According to standard European Union terminology a seaport is a facility equipped with infrastructure which allows commercial ships to moor, be loaded and unloaded and passengers to go on or off board a ship. From the point of view of maritime logistics, the definition is not exhaustive enough. It is because in the logistics and economic context, in the global transport system a port constitutes a hub of highly maritime specificity where different functional and spatial activities directly or indirectly connected with logistics chains, which still include land and sea transport chains, take place.
The exceptional role of seaports in global trade and transport is most of all connected with them being de facto the initial and final points in maritime transport. They are one of the most important parts of land and sea transport chains which can be used to handle the greatest amount of cargo at one time. At the same time, the objects are the starting and the target points for road, rail and river transport when it comes to transporting goods. Seaports also constitute contemporary growth poles and fundamental economic ecosystems of cities, but often also of entire coastal regions. Conditions favouring economic activity – including industrial one – within their area lead to the need for concentrating cargo there. What is more, ports are also deemed to be, among others, universally available centres of information about cargo, means of transport and handling potential. All the above make experts claim that when it comes to global trade, ports are the most important links in the logistics chain. Big seaports, with cargo handling capacity over 1.5 million tonnes, are treated as international logistics hubs.
Poland, implementing EU transport and maritime policy, is obliged to create technical infrastructure of port logistics hubs as part of its national logistics system.

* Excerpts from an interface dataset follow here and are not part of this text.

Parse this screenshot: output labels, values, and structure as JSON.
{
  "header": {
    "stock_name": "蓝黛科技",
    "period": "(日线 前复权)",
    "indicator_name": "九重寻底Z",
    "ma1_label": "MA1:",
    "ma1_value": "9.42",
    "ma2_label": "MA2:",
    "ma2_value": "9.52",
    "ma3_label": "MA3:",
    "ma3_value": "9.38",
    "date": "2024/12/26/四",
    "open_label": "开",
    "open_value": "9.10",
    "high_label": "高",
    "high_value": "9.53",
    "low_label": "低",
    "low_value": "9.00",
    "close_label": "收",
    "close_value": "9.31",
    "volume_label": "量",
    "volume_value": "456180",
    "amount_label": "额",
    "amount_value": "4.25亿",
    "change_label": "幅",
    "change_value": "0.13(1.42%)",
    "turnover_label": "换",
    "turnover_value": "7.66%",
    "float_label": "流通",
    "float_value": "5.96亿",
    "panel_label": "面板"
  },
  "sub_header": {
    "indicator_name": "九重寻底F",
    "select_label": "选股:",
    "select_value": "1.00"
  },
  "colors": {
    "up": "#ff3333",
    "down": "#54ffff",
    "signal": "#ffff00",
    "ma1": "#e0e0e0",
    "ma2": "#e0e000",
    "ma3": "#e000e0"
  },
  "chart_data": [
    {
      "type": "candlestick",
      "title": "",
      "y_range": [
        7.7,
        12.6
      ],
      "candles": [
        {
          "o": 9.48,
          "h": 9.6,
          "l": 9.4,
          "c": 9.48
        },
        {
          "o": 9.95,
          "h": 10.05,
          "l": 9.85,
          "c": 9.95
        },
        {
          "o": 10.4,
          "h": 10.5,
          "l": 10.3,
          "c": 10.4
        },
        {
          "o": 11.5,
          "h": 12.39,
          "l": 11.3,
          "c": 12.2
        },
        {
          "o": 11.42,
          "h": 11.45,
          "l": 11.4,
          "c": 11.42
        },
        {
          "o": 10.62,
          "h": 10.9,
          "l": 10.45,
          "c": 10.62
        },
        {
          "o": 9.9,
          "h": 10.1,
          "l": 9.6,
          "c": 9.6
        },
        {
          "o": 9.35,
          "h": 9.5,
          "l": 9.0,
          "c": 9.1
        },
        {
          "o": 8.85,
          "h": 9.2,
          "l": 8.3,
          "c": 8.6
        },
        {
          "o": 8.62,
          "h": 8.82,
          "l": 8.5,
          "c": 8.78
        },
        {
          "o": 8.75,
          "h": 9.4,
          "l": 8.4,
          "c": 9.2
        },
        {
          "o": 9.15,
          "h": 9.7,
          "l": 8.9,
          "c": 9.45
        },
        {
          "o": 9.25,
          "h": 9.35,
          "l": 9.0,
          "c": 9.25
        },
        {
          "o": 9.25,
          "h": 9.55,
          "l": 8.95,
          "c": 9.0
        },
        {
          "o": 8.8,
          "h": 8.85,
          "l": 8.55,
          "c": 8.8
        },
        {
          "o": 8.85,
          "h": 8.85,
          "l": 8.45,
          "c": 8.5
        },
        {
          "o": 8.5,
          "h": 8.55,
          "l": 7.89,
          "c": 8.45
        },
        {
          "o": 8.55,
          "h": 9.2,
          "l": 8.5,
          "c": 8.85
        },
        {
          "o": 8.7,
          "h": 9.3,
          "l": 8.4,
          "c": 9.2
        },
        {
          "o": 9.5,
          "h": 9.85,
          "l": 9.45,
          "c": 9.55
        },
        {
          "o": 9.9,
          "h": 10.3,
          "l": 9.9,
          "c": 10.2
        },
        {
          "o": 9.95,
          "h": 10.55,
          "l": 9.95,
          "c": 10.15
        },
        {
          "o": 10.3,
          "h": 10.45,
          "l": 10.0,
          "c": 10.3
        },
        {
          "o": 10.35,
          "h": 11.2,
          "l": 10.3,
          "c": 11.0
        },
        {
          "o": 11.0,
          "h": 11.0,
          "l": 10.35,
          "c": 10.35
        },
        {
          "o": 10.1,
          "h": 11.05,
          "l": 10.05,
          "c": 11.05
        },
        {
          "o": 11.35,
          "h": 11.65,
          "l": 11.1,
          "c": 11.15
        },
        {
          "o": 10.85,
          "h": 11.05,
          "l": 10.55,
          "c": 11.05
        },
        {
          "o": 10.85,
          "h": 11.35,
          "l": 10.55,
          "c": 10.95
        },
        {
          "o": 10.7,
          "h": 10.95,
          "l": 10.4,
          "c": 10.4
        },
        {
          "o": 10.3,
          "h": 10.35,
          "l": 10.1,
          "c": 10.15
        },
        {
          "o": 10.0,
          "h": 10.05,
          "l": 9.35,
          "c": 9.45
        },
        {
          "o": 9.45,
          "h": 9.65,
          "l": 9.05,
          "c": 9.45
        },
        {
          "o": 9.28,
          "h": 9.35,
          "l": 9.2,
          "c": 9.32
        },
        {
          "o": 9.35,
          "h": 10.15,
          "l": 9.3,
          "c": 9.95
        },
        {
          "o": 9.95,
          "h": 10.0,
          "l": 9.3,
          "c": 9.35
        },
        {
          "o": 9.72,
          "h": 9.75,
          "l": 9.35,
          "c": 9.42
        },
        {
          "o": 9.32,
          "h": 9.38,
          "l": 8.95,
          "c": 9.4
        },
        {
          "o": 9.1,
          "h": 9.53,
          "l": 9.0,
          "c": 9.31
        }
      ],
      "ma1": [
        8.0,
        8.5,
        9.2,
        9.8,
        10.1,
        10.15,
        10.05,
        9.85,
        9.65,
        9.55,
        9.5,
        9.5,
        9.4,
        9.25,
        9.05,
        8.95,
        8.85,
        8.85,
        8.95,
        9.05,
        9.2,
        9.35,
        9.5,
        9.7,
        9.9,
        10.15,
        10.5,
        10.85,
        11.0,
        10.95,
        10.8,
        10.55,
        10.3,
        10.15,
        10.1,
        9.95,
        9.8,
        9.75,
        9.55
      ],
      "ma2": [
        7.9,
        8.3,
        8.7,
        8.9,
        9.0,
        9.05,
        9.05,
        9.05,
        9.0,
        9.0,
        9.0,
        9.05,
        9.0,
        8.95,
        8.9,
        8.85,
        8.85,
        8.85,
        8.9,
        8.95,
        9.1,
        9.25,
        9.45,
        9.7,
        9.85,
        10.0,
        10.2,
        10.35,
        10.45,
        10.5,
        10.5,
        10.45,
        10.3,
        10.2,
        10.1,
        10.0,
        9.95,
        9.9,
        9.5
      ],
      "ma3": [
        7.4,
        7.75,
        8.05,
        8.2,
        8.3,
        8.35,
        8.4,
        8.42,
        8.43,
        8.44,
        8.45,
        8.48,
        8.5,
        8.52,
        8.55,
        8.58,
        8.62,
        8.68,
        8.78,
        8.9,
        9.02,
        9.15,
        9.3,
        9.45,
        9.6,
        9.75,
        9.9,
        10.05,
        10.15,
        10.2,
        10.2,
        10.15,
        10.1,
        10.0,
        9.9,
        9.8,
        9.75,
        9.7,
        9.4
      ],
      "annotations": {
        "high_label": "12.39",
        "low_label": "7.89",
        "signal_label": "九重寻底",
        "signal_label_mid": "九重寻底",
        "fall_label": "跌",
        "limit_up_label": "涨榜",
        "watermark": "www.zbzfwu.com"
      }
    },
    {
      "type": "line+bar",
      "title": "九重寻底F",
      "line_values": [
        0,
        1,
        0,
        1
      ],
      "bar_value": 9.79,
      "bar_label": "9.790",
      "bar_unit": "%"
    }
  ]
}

The challenges Poland will have to face on the way will be discussed during the Seaports Panel and Maritime Logistics Panel and we are looking forward to meeting you there!
fot. P. Kozłowski